Problem statement:
For each record below, retype the text exactly and omit any image.

Record excerpts:
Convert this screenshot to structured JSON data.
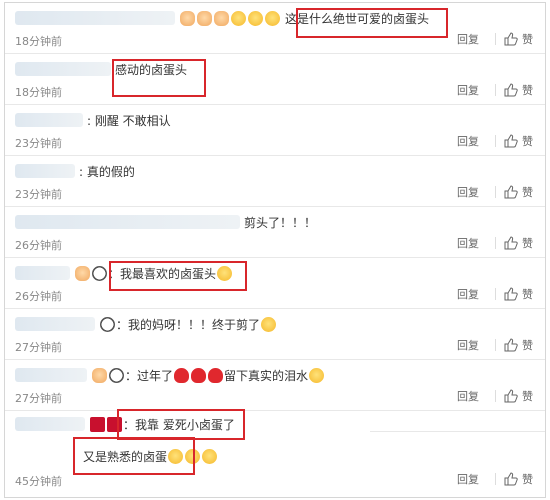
{
  "comments": [
    {
      "text": "这是什么绝世可爱的卤蛋头",
      "time": "18分钟前",
      "reply": "回复",
      "like": "赞"
    },
    {
      "text": "感动的卤蛋头",
      "time": "18分钟前",
      "reply": "回复",
      "like": "赞"
    },
    {
      "text": ": 刚醒 不敢相认",
      "time": "23分钟前",
      "reply": "回复",
      "like": "赞"
    },
    {
      "text": ": 真的假的",
      "time": "23分钟前",
      "reply": "回复",
      "like": "赞"
    },
    {
      "text": "剪头了！！！",
      "time": "26分钟前",
      "reply": "回复",
      "like": "赞"
    },
    {
      "text": "我最喜欢的卤蛋头",
      "prefix": "：",
      "time": "26分钟前",
      "reply": "回复",
      "like": "赞"
    },
    {
      "text": "：我的妈呀！！！终于剪了",
      "time": "27分钟前",
      "reply": "回复",
      "like": "赞"
    },
    {
      "text": "：过年了",
      "text2": "留下真实的泪水",
      "time": "27分钟前",
      "reply": "回复",
      "like": "赞"
    },
    {
      "text": "：我靠  爱死小卤蛋了",
      "time": "",
      "reply": "",
      "like": ""
    },
    {
      "text": "又是熟悉的卤蛋",
      "time": "45分钟前",
      "reply": "回复",
      "like": "赞"
    }
  ],
  "colors": {
    "highlight": "#d8262b",
    "time": "#888888",
    "action": "#666666"
  }
}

Answer section:
Convert this screenshot to structured JSON data.
{
  "comments": [
    {
      "text": "这是什么绝世可爱的卤蛋头",
      "time": "18分钟前",
      "reply": "回复",
      "like": "赞"
    },
    {
      "text": "感动的卤蛋头",
      "time": "18分钟前",
      "reply": "回复",
      "like": "赞"
    },
    {
      "text": ": 刚醒 不敢相认",
      "time": "23分钟前",
      "reply": "回复",
      "like": "赞"
    },
    {
      "text": ": 真的假的",
      "time": "23分钟前",
      "reply": "回复",
      "like": "赞"
    },
    {
      "text": "剪头了！！！",
      "time": "26分钟前",
      "reply": "回复",
      "like": "赞"
    },
    {
      "text": "我最喜欢的卤蛋头",
      "prefix": "：",
      "time": "26分钟前",
      "reply": "回复",
      "like": "赞"
    },
    {
      "text": "：我的妈呀！！！终于剪了",
      "time": "27分钟前",
      "reply": "回复",
      "like": "赞"
    },
    {
      "text": "：过年了",
      "text2": "留下真实的泪水",
      "time": "27分钟前",
      "reply": "回复",
      "like": "赞"
    },
    {
      "text": "：我靠  爱死小卤蛋了",
      "time": "",
      "reply": "",
      "like": ""
    },
    {
      "text": "又是熟悉的卤蛋",
      "time": "45分钟前",
      "reply": "回复",
      "like": "赞"
    }
  ],
  "colors": {
    "highlight": "#d8262b",
    "time": "#888888",
    "action": "#666666"
  }
}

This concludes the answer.